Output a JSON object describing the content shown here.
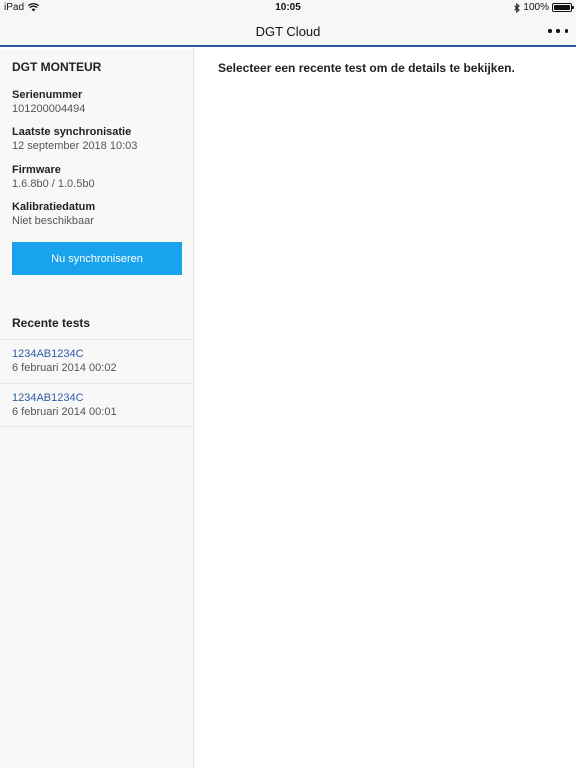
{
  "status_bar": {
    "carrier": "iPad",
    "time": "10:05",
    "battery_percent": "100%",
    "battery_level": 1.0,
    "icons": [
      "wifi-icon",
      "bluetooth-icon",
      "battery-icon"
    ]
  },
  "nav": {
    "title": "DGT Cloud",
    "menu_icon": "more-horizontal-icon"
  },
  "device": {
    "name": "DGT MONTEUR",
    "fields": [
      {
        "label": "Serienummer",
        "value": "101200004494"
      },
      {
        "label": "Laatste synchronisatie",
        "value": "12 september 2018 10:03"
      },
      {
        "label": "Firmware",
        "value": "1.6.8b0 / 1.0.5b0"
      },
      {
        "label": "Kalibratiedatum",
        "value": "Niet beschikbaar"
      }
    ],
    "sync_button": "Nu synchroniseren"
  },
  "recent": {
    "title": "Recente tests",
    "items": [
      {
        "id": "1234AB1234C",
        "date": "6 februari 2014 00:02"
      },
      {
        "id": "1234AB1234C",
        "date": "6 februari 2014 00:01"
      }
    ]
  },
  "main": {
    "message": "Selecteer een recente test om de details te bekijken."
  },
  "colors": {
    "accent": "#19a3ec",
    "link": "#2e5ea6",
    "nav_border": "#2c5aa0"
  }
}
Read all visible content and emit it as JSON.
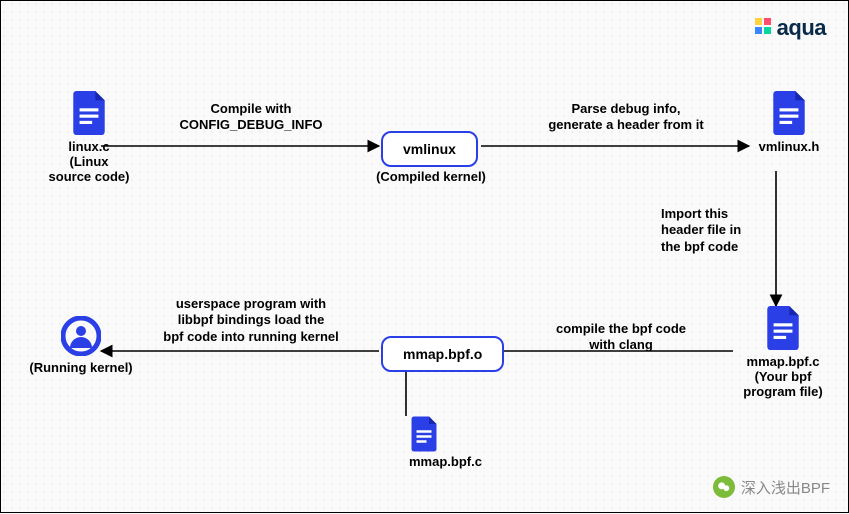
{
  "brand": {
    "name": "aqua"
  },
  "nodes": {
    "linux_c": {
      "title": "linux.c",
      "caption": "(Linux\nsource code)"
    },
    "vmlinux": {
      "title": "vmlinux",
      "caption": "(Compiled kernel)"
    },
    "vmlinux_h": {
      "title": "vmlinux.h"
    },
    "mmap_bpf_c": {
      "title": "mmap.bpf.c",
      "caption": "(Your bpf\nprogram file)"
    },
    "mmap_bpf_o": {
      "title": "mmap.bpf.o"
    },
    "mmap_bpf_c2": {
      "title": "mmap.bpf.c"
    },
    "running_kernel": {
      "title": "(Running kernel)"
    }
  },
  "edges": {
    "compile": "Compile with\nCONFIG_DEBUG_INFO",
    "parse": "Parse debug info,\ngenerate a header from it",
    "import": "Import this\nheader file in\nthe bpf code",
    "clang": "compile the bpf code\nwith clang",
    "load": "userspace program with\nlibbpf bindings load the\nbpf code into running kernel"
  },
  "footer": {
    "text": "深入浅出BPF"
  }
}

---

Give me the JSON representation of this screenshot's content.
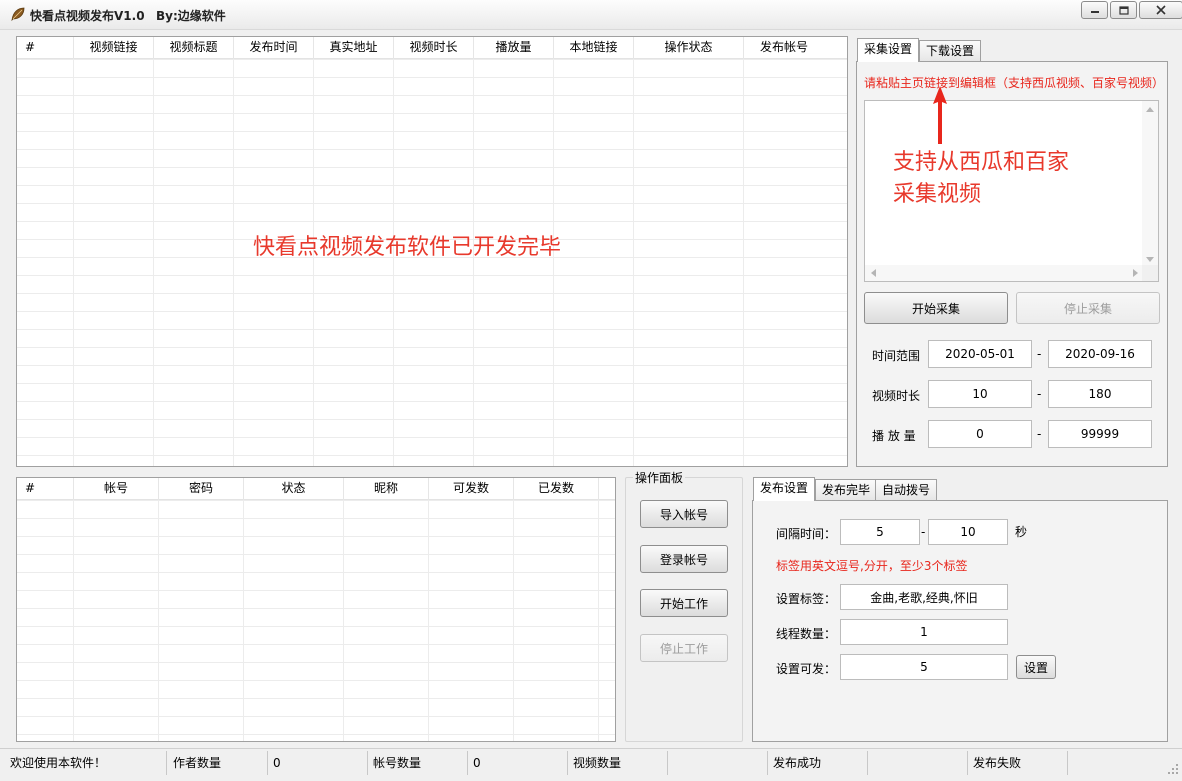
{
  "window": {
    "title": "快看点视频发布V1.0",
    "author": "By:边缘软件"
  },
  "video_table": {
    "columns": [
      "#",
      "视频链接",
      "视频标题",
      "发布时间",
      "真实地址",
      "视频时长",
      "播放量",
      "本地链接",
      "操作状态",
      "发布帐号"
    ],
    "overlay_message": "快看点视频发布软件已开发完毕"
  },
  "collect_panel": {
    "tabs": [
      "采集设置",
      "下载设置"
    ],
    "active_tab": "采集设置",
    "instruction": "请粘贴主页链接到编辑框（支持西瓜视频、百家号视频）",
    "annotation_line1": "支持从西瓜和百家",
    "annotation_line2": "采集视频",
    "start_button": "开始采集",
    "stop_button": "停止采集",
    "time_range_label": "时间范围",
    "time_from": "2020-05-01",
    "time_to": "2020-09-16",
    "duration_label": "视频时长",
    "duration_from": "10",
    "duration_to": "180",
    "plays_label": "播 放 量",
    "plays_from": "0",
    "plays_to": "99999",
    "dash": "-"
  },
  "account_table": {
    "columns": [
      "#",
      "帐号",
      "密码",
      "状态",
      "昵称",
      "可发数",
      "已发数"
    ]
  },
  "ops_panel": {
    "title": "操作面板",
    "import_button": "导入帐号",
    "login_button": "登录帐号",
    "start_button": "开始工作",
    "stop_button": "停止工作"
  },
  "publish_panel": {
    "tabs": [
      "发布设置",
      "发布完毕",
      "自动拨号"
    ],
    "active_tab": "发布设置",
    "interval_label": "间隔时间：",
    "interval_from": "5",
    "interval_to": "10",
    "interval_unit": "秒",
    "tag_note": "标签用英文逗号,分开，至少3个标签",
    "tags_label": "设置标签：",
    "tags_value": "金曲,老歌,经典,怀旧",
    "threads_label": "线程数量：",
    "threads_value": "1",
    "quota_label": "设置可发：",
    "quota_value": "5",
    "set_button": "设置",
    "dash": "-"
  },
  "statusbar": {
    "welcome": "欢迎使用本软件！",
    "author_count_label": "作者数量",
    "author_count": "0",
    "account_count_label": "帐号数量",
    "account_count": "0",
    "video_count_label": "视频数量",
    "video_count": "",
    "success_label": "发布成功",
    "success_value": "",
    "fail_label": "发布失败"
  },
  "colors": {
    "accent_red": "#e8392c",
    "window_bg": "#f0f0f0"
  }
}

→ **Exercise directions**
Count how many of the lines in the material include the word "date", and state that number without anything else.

→ **Solution to this problem**
2